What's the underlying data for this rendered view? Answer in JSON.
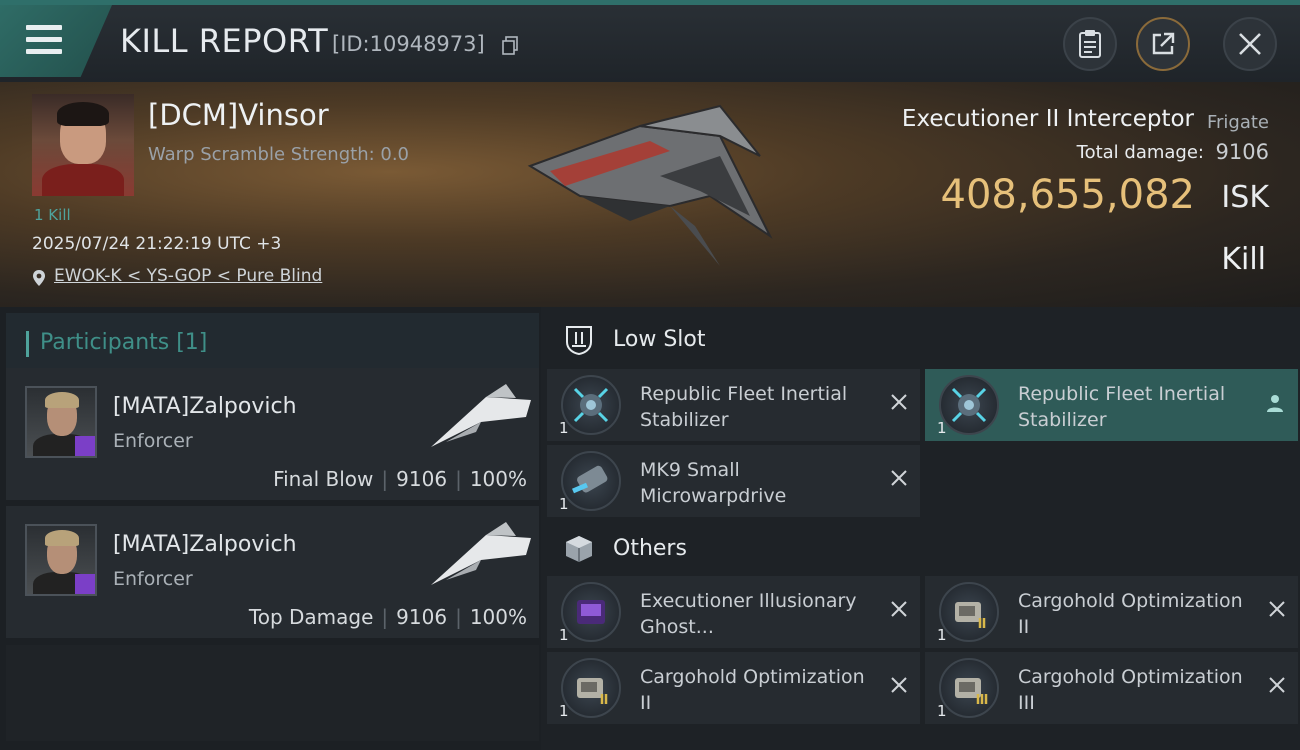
{
  "header": {
    "title": "KILL REPORT",
    "report_id": "[ID:10948973]"
  },
  "victim": {
    "name": "[DCM]Vinsor",
    "warp_scramble": "Warp Scramble Strength: 0.0",
    "kills": "1 Kill",
    "timestamp": "2025/07/24 21:22:19 UTC +3",
    "location": "EWOK-K < YS-GOP < Pure Blind",
    "ship_name": "Executioner II Interceptor",
    "ship_class": "Frigate",
    "total_damage_label": "Total damage:",
    "total_damage": "9106",
    "isk_value": "408,655,082",
    "isk_unit": "ISK",
    "outcome": "Kill"
  },
  "participants": {
    "title": "Participants [1]",
    "items": [
      {
        "name": "[MATA]Zalpovich",
        "role": "Enforcer",
        "label": "Final Blow",
        "damage": "9106",
        "percent": "100%"
      },
      {
        "name": "[MATA]Zalpovich",
        "role": "Enforcer",
        "label": "Top Damage",
        "damage": "9106",
        "percent": "100%"
      }
    ]
  },
  "fittings": {
    "low_slot": {
      "title": "Low Slot",
      "items": [
        {
          "name": "Republic Fleet Inertial Stabilizer",
          "qty": "1",
          "status": "destroyed"
        },
        {
          "name": "Republic Fleet Inertial Stabilizer",
          "qty": "1",
          "status": "dropped"
        },
        {
          "name": "MK9 Small Microwarpdrive",
          "qty": "1",
          "status": "destroyed"
        }
      ]
    },
    "others": {
      "title": "Others",
      "items": [
        {
          "name": "Executioner Illusionary Ghost...",
          "qty": "1",
          "status": "destroyed"
        },
        {
          "name": "Cargohold Optimization II",
          "qty": "1",
          "status": "destroyed"
        },
        {
          "name": "Cargohold Optimization II",
          "qty": "1",
          "status": "destroyed"
        },
        {
          "name": "Cargohold Optimization III",
          "qty": "1",
          "status": "destroyed"
        }
      ]
    }
  },
  "colors": {
    "accent": "#2f6c66",
    "isk": "#e6c07a",
    "highlight": "#2f5b58"
  },
  "icons": [
    "menu-icon",
    "copy-icon",
    "clipboard-icon",
    "share-icon",
    "close-icon",
    "location-pin-icon",
    "low-slot-icon",
    "cube-icon",
    "destroyed-x-icon",
    "person-icon"
  ]
}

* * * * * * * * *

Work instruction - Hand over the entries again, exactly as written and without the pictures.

Solution for this problem -
What's the underlying data for this rendered view? Answer in JSON.
{
  "header": {
    "title": "KILL REPORT",
    "report_id": "[ID:10948973]"
  },
  "victim": {
    "name": "[DCM]Vinsor",
    "warp_scramble": "Warp Scramble Strength: 0.0",
    "kills": "1 Kill",
    "timestamp": "2025/07/24 21:22:19 UTC +3",
    "location": "EWOK-K < YS-GOP < Pure Blind",
    "ship_name": "Executioner II Interceptor",
    "ship_class": "Frigate",
    "total_damage_label": "Total damage:",
    "total_damage": "9106",
    "isk_value": "408,655,082",
    "isk_unit": "ISK",
    "outcome": "Kill"
  },
  "participants": {
    "title": "Participants [1]",
    "items": [
      {
        "name": "[MATA]Zalpovich",
        "role": "Enforcer",
        "label": "Final Blow",
        "damage": "9106",
        "percent": "100%"
      },
      {
        "name": "[MATA]Zalpovich",
        "role": "Enforcer",
        "label": "Top Damage",
        "damage": "9106",
        "percent": "100%"
      }
    ]
  },
  "fittings": {
    "low_slot": {
      "title": "Low Slot",
      "items": [
        {
          "name": "Republic Fleet Inertial Stabilizer",
          "qty": "1",
          "status": "destroyed"
        },
        {
          "name": "Republic Fleet Inertial Stabilizer",
          "qty": "1",
          "status": "dropped"
        },
        {
          "name": "MK9 Small Microwarpdrive",
          "qty": "1",
          "status": "destroyed"
        }
      ]
    },
    "others": {
      "title": "Others",
      "items": [
        {
          "name": "Executioner Illusionary Ghost...",
          "qty": "1",
          "status": "destroyed"
        },
        {
          "name": "Cargohold Optimization II",
          "qty": "1",
          "status": "destroyed"
        },
        {
          "name": "Cargohold Optimization II",
          "qty": "1",
          "status": "destroyed"
        },
        {
          "name": "Cargohold Optimization III",
          "qty": "1",
          "status": "destroyed"
        }
      ]
    }
  },
  "colors": {
    "accent": "#2f6c66",
    "isk": "#e6c07a",
    "highlight": "#2f5b58"
  },
  "icons": [
    "menu-icon",
    "copy-icon",
    "clipboard-icon",
    "share-icon",
    "close-icon",
    "location-pin-icon",
    "low-slot-icon",
    "cube-icon",
    "destroyed-x-icon",
    "person-icon"
  ]
}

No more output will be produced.